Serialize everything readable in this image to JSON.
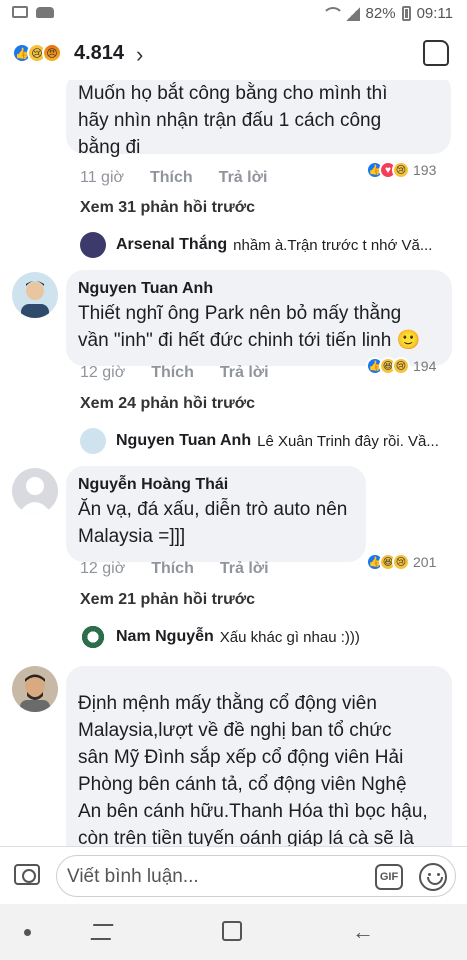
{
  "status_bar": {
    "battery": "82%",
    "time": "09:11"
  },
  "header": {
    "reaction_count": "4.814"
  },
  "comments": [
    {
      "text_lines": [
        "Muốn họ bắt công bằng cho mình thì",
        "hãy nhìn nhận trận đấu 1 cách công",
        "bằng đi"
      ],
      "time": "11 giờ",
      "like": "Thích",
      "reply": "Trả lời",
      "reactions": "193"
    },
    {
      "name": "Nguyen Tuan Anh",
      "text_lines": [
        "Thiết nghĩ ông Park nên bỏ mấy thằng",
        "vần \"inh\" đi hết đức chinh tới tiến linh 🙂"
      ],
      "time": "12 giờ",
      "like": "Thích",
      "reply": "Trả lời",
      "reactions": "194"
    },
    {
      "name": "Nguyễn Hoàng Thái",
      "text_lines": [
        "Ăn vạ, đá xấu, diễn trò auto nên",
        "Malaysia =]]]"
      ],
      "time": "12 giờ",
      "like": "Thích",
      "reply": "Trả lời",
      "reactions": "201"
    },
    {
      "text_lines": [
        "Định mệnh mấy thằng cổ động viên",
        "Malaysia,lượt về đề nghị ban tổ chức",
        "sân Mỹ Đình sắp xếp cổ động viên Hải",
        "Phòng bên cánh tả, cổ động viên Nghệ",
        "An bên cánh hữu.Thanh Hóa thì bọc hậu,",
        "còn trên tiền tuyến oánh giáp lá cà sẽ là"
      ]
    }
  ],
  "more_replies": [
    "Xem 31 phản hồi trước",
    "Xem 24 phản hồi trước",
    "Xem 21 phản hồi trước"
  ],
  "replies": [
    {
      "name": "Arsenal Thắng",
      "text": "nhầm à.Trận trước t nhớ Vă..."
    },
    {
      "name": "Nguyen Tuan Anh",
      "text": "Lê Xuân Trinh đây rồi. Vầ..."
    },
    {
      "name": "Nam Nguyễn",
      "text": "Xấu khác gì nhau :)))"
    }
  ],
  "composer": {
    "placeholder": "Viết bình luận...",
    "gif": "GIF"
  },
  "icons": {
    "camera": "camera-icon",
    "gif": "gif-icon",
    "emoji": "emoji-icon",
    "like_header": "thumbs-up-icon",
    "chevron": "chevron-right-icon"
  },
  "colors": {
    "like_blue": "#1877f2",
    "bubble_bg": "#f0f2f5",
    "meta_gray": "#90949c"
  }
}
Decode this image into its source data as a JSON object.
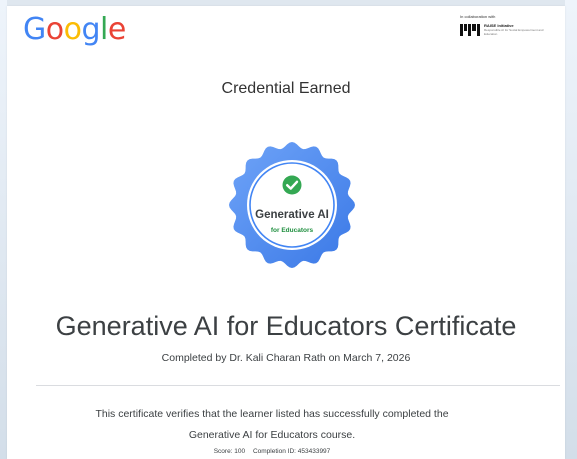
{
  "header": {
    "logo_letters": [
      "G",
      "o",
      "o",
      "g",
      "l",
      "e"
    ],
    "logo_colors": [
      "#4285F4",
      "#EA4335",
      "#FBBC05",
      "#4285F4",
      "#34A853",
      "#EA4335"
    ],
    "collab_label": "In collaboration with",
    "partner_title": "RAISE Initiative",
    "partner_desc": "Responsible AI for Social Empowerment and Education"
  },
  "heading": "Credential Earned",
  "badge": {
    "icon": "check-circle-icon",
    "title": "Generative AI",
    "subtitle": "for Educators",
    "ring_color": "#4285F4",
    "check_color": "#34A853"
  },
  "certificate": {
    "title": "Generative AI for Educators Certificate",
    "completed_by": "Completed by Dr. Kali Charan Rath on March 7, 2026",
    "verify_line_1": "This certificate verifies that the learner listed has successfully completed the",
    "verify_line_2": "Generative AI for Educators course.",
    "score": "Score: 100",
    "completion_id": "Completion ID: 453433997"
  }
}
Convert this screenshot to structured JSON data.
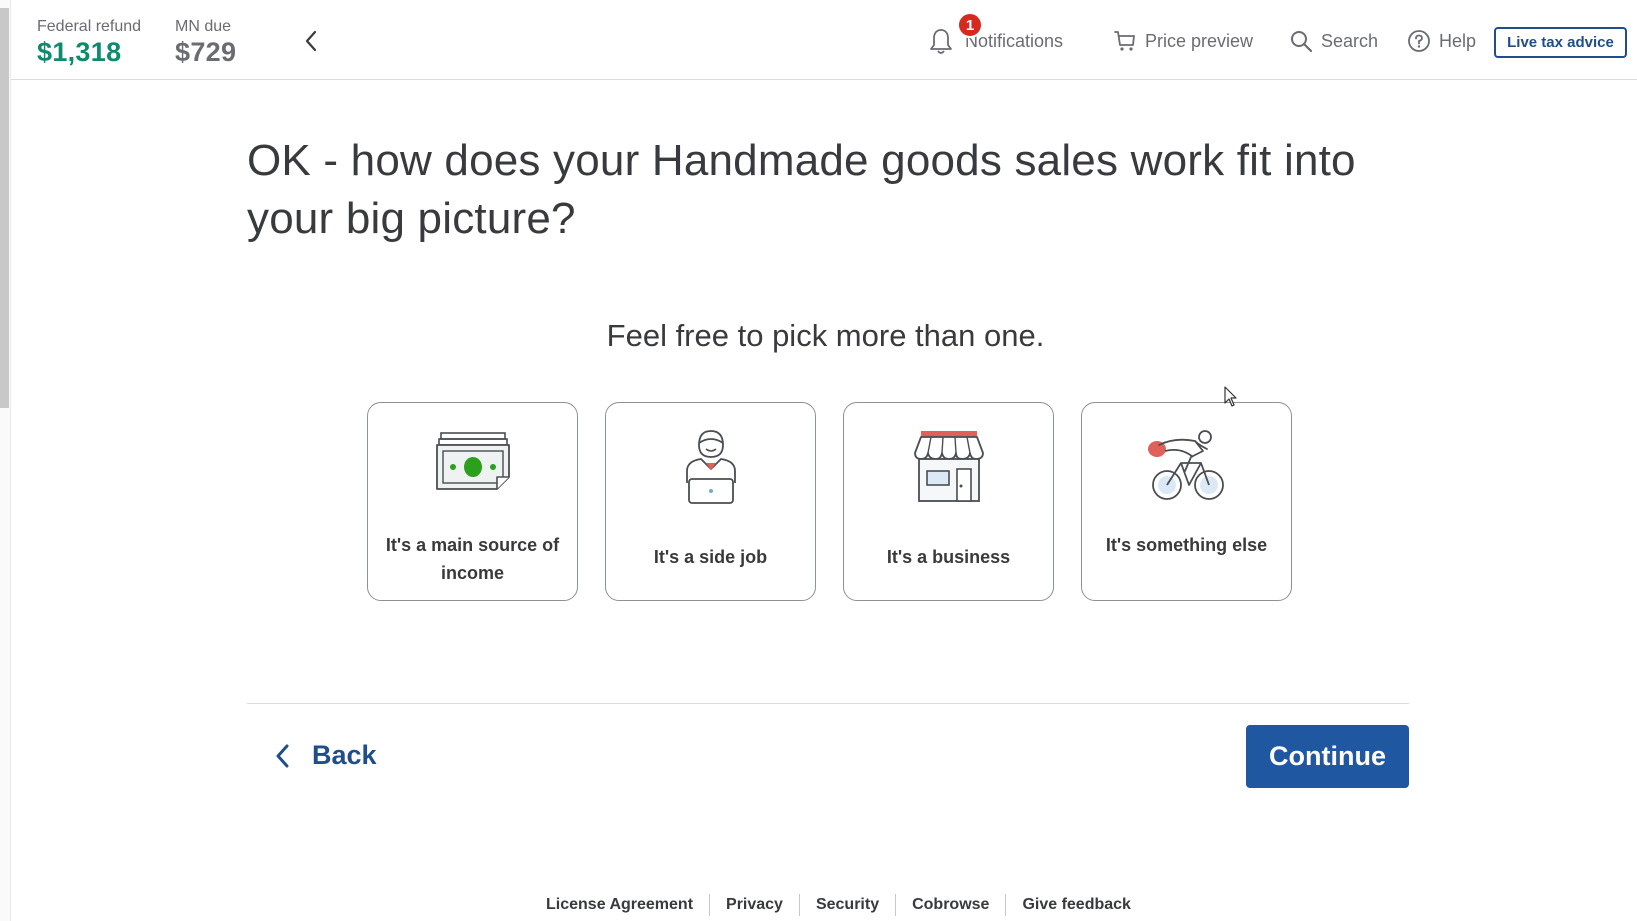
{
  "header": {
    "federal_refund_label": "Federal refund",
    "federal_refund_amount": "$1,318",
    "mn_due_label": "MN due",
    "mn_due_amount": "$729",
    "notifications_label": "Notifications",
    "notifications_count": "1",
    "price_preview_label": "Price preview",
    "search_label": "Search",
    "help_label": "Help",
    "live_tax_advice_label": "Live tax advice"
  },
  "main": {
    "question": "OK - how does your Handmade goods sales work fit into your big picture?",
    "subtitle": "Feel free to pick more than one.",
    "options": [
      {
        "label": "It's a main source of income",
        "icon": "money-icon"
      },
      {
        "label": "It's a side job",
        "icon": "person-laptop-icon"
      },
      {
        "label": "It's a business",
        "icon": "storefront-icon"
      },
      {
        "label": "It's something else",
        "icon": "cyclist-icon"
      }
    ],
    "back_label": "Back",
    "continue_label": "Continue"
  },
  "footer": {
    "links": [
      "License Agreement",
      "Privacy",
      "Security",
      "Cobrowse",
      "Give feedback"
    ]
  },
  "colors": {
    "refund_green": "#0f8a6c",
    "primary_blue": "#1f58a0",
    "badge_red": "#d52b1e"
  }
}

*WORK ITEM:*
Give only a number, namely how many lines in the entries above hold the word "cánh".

*WRITTEN SOLUTION:*
2